• **INSTRUCTIONS FOR THE TASK**
Using the entries that follow, count the lines containing the word "main" and give that number by itself.
----------
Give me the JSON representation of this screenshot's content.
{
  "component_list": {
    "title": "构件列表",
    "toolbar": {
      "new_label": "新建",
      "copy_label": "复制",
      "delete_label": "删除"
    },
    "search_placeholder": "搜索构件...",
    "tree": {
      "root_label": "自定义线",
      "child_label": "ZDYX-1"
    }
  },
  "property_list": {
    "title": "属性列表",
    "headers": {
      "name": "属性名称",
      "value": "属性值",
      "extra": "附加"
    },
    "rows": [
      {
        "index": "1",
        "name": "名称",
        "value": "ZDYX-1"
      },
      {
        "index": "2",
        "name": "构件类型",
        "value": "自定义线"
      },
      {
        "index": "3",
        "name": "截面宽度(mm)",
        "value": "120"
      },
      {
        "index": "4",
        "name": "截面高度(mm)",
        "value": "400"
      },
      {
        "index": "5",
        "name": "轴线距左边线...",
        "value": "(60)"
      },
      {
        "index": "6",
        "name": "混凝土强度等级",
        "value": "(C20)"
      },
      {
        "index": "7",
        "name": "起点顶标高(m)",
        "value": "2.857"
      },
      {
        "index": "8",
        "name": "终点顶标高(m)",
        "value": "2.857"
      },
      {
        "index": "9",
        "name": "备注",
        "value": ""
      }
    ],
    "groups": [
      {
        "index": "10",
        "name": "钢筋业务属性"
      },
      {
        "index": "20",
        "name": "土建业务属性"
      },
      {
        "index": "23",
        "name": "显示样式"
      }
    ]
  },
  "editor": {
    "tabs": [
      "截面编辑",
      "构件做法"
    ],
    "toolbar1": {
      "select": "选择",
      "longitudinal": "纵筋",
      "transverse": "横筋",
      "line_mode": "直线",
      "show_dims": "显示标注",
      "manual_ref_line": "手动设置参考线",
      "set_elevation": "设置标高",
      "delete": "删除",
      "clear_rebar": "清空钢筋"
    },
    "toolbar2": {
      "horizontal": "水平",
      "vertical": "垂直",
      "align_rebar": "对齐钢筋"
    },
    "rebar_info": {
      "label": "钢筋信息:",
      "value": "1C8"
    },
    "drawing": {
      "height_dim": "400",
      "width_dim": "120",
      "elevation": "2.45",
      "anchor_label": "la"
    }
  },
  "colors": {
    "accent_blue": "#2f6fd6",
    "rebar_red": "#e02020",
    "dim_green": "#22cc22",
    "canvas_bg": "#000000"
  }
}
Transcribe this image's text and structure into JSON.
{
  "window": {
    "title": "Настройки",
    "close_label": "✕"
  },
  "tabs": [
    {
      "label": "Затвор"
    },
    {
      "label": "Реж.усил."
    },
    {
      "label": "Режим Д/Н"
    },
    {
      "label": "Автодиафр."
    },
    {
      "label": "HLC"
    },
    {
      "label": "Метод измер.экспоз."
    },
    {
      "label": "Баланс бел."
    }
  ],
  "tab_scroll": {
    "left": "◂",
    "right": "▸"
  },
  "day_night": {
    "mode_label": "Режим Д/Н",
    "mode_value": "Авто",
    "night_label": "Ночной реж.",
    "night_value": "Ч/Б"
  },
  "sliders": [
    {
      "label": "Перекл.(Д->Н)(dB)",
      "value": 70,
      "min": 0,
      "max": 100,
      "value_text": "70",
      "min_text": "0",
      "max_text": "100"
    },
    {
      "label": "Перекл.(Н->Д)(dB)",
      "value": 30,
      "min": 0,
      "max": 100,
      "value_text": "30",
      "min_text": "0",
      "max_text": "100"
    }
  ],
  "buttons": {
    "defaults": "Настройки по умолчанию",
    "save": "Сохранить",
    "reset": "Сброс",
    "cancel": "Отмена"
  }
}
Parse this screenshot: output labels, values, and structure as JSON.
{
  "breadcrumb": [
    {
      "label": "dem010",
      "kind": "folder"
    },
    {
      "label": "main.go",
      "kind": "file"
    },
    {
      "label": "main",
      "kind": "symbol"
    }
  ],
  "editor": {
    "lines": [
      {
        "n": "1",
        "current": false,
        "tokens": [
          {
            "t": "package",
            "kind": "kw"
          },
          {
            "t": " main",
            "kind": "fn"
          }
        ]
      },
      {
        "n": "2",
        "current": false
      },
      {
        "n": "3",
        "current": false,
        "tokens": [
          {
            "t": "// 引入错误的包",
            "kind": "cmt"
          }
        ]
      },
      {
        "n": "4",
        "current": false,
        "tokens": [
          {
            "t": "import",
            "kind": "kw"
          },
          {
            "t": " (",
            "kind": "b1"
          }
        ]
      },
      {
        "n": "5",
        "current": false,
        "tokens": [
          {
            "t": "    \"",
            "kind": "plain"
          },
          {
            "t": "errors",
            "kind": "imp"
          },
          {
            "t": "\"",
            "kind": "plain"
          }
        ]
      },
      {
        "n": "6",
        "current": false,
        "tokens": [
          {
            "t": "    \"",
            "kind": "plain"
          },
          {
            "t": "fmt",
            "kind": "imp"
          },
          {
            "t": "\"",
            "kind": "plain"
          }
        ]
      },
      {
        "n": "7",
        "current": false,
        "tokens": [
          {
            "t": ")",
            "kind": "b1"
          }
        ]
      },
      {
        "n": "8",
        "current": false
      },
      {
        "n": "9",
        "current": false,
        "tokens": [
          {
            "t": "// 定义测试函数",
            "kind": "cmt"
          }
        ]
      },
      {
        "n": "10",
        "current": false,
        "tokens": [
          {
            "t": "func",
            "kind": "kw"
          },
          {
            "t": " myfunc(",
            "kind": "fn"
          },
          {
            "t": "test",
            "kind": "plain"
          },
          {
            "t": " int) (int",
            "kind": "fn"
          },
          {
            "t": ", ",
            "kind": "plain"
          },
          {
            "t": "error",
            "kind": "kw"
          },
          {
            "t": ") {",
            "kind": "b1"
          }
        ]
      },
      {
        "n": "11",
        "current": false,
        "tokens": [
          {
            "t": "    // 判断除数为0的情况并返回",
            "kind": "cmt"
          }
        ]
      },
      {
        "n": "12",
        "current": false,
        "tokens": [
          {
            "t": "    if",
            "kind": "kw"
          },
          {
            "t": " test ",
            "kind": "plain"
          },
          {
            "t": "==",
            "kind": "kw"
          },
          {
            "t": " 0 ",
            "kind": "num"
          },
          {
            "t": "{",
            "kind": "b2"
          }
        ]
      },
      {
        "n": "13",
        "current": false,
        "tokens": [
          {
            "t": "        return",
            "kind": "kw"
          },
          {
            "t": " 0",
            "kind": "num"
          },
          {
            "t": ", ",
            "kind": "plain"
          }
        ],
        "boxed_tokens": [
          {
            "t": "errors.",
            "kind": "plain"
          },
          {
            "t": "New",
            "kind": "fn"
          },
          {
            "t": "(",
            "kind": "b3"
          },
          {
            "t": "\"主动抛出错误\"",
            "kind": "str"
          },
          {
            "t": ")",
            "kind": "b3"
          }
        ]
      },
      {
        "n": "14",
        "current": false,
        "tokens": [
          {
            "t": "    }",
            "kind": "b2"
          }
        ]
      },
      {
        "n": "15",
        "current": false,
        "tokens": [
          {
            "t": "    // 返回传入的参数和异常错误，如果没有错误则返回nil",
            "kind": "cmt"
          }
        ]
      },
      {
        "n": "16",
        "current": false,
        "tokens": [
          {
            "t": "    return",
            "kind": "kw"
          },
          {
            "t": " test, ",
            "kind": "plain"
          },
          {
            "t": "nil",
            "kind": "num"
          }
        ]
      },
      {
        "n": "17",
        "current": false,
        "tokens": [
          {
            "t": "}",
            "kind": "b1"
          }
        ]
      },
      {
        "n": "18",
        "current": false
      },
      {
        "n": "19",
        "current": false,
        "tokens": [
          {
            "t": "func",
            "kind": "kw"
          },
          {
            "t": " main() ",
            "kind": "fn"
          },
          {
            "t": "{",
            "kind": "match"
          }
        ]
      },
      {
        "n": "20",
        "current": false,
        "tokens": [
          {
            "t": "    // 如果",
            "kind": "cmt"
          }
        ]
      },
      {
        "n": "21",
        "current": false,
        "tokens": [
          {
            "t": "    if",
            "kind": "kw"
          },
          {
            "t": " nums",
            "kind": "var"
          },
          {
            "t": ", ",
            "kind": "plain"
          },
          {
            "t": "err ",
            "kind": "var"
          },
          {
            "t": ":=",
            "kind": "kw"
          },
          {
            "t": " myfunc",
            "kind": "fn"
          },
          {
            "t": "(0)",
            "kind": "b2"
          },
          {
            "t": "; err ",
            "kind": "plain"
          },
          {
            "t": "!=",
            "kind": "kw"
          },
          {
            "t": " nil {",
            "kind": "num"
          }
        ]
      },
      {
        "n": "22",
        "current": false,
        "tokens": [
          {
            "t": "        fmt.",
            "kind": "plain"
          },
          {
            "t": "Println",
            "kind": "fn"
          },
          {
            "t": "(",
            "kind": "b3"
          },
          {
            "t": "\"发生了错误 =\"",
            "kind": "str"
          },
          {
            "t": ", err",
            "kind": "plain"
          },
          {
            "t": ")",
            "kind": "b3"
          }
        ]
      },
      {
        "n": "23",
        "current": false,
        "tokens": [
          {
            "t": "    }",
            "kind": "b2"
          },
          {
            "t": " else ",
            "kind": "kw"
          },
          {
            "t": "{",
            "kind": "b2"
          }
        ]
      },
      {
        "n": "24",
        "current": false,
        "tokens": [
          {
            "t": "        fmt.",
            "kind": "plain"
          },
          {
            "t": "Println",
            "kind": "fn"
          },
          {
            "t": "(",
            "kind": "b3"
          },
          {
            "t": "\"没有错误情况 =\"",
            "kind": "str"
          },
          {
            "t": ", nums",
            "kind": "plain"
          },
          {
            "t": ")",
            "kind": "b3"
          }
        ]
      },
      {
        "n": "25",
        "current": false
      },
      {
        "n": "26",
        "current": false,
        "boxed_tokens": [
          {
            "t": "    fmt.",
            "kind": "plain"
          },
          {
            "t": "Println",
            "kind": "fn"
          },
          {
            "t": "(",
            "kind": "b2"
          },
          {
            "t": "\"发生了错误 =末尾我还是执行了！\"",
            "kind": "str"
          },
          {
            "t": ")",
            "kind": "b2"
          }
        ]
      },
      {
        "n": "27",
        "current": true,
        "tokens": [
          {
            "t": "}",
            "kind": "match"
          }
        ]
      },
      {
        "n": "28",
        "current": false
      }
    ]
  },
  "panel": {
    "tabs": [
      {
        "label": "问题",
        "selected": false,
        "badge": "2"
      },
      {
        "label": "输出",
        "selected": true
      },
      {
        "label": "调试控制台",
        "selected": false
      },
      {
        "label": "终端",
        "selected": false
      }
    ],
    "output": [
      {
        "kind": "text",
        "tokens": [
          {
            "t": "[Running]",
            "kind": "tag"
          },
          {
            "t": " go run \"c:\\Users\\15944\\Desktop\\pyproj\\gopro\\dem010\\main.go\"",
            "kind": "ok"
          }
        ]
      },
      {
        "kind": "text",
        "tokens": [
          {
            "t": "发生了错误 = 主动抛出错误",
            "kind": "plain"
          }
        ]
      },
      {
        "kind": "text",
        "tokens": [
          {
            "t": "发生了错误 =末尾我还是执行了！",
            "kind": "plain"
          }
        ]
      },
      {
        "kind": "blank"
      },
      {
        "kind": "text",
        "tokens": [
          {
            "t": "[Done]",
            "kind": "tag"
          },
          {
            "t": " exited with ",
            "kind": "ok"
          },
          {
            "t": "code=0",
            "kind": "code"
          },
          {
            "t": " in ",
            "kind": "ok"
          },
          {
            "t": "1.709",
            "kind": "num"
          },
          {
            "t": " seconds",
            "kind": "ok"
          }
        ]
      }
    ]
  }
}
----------
• **ANSWER BOX**
5